Gather every line in the records below that contains the word "title".

◆ DATA SHOWN
<<<<

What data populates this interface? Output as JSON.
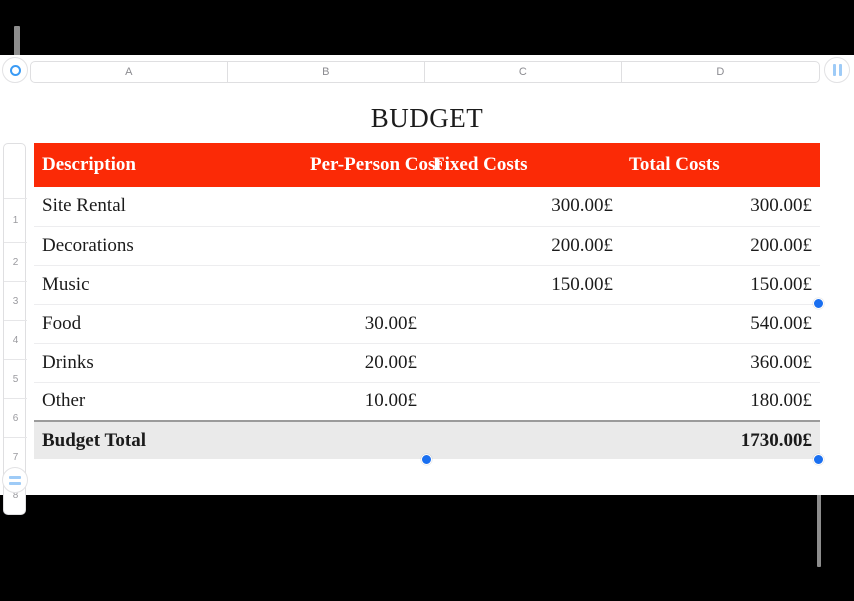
{
  "app": {
    "title": "BUDGET",
    "accent_red": "#fb2a06",
    "handle_blue": "#1a6ff0",
    "icon_blue": "#3a9bf5"
  },
  "column_headers": {
    "labels": [
      "A",
      "B",
      "C",
      "D"
    ]
  },
  "row_headers": {
    "labels": [
      "1",
      "2",
      "3",
      "4",
      "5",
      "6",
      "7",
      "8"
    ]
  },
  "corner_controls": {
    "select_all_label": "",
    "column_grip_label": "",
    "row_grip_label": ""
  },
  "table": {
    "header": {
      "description": "Description",
      "per_person_cost": "Per-Person Cost",
      "fixed_costs": "Fixed Costs",
      "total_costs": "Total Costs"
    },
    "rows": [
      {
        "description": "Site Rental",
        "per_person": "",
        "fixed": "300.00£",
        "total": "300.00£"
      },
      {
        "description": "Decorations",
        "per_person": "",
        "fixed": "200.00£",
        "total": "200.00£"
      },
      {
        "description": "Music",
        "per_person": "",
        "fixed": "150.00£",
        "total": "150.00£"
      },
      {
        "description": "Food",
        "per_person": "30.00£",
        "fixed": "",
        "total": "540.00£"
      },
      {
        "description": "Drinks",
        "per_person": "20.00£",
        "fixed": "",
        "total": "360.00£"
      },
      {
        "description": "Other",
        "per_person": "10.00£",
        "fixed": "",
        "total": "180.00£"
      }
    ],
    "footer": {
      "label": "Budget Total",
      "blank_b": "",
      "blank_c": "",
      "total": "1730.00£"
    }
  }
}
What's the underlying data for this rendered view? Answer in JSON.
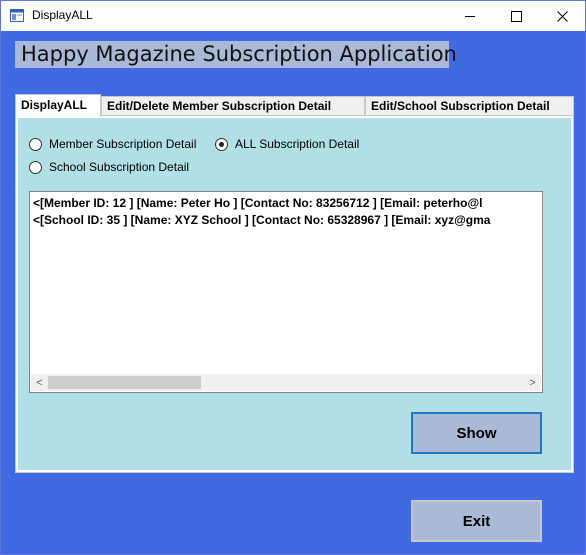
{
  "window": {
    "title": "DisplayALL",
    "minimize_glyph": "—",
    "maximize_glyph": "☐",
    "close_glyph": "✕"
  },
  "header": {
    "title": "Happy Magazine Subscription Application"
  },
  "tabs": [
    {
      "label": "DisplayALL",
      "active": true
    },
    {
      "label": "Edit/Delete Member Subscription Detail",
      "active": false
    },
    {
      "label": "Edit/School Subscription Detail",
      "active": false
    }
  ],
  "radios": {
    "member": {
      "label": "Member Subscription Detail",
      "checked": false
    },
    "all": {
      "label": "ALL Subscription Detail",
      "checked": true
    },
    "school": {
      "label": "School Subscription Detail",
      "checked": false
    }
  },
  "list": {
    "lines": [
      "<[Member ID: 12 ] [Name: Peter Ho ] [Contact No: 83256712 ] [Email: peterho@l",
      "<[School ID: 35 ] [Name: XYZ School ] [Contact No: 65328967 ] [Email: xyz@gma"
    ],
    "scroll_left_glyph": "<",
    "scroll_right_glyph": ">"
  },
  "buttons": {
    "show": "Show",
    "exit": "Exit"
  },
  "colors": {
    "form_background": "#4169e1",
    "tab_page_background": "#b0dfe6",
    "button_background": "#a9b9d6",
    "header_background": "#a9b9d6"
  }
}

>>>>

◆ WRITTEN ANSWER
    "title": "BUDGET",
    "title": "DisplayALL",
    "title": "Happy Magazine Subscription Application"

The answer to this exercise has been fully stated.